He may have been born at just under three pounds, but you’d never know it. Even when he was in the NICU, Patrick was always on the go, squirming away in his incubator. It earned him the nickname Squirm Worm from one of his nurses, Krista (also a golfer). Ever since then, we referred to him as our little Paddy Go Go because he was always on the go.
You couldn’t take your eyes off of him at the park or grocery store because he would wander and explore—not to get away, but to learn more about his surroundings.
I’ve recently posted about his sisters moving into their dorm rooms but Patrick will be home with us this Fall. I’m sad for him because I know he wanted a traditional college experience, but I’m also happy because he’s around (and I got to play golf with him on my birthday).
One of the things I admire most about Paddy is his persistence; he sets his eyes on a goal and doesn’t rest until he achieves it (even after hearing no multiple times along the way). Come to think of it, he’d make a great salesman.

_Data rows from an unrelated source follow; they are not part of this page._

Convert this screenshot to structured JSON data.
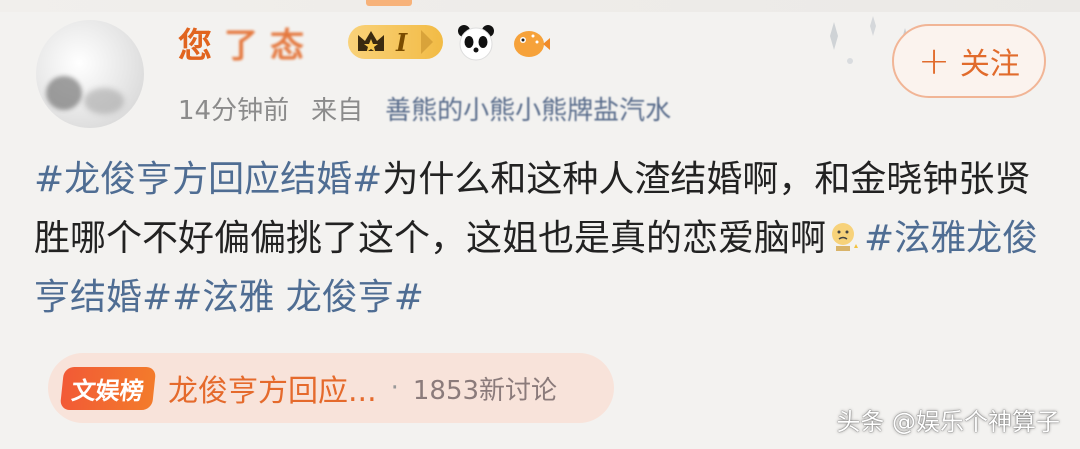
{
  "post": {
    "username_parts": [
      "您",
      "了",
      "态"
    ],
    "vip_level": "I",
    "time": "14分钟前",
    "from_label": "来自",
    "source": "善熊的小熊小熊牌盐汽水",
    "follow_label": "关注",
    "content": {
      "line_segments": [
        {
          "type": "tag",
          "text": "#龙俊亨方回应结婚#"
        },
        {
          "type": "text",
          "text": "为什么和这种人渣结婚啊，和金晓钟张贤胜哪个不好偏偏挑了这个，这姐也是真的恋爱脑啊"
        },
        {
          "type": "emoji",
          "name": "crying-face-icon"
        },
        {
          "type": "tag",
          "text": "#泫雅龙俊亨结婚#"
        },
        {
          "type": "tag",
          "text": "#泫雅 龙俊亨#"
        }
      ]
    },
    "trend": {
      "badge": "文娱榜",
      "title": "龙俊亨方回应...",
      "separator": "·",
      "count": "1853新讨论"
    }
  },
  "watermark": "头条 @娱乐个神算子",
  "colors": {
    "accent": "#e16b2c",
    "tag": "#4f6d93",
    "text": "#222222",
    "meta": "#8b8b8b",
    "background": "#f3f2f0"
  }
}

I first noticed this during his Freshman year in high school when one of his sisters was admitted into a scholars program at their high school and he was not. He worked with the advisor of the program who outlined a series of steps he’d have to take in order to get in and he was admitted to it as a Sophomore. He identified what he wanted, put together a plan of action, and made it happen. Not bad for a young teen!
More recently, however, this characteristic was in full swing when he decided, at the tail end of the Summer, that he didn’t want to attend the college he chose (Loyola in Maryland). The reasons for this are his own, and I won’t spill them, but it did pose a challenge; the school he wanted to attend—The University of Connecticut—had an enrollment deadline that was long in the rearview and he did formally turn them down. It would take some convincing to get what he wanted.
The first step was to learn who to reach out to. Someone who worked in admissions told him to send an email with his request to a generic email address, which he did. A day later his heart was broken when he received a cold form letter basically saying, “No soup for you.”
Patrick reached out to admissions again and pled his case one more time. This time he got a more personal response, though the same answer. Undeterred, he tried one more time explaining that he’d be happy to take courses remotely from home vs. moving up to the main campus. The followup response he received was promising—the person in admissions was going to see if there was any room at a branch campus. Unfortunately, the line went dead.
This is when I remembered something my father always taught me—if someone doesn’t give you the answer you want, try and find someone else who might help you. He also taught me that life is contacts.
I have a close friend, Dave, who works at the University of CT and with whom I caught up with while moving my daughter into her dorm. Dave didn’t know anyone personally in admissions, but asked around and got us the name of someone he thought could help. I requested a meeting with this person and was granted one. Patrick and I drove up to the campus and he explained to this guy what he was looking for. The guy promised to go to bat for us and a day later Patrick got a letter stating that he’s officially a Husky.
Today is his first day of school and while he’s not having the adventure of living on campus, his persistence paid off and he overcame some obstacles to get what he wanted. Yes, he had a little help, but he also learned some Don Carlonisms along the way—isms that will help him get far in life.
Patrick, there will be plenty of time for you to enjoy the wonders of college life and on-campus living. We are excited for the adventure you are embarking on today and while I know you miss your sisters, the food is much better where you are than where they are.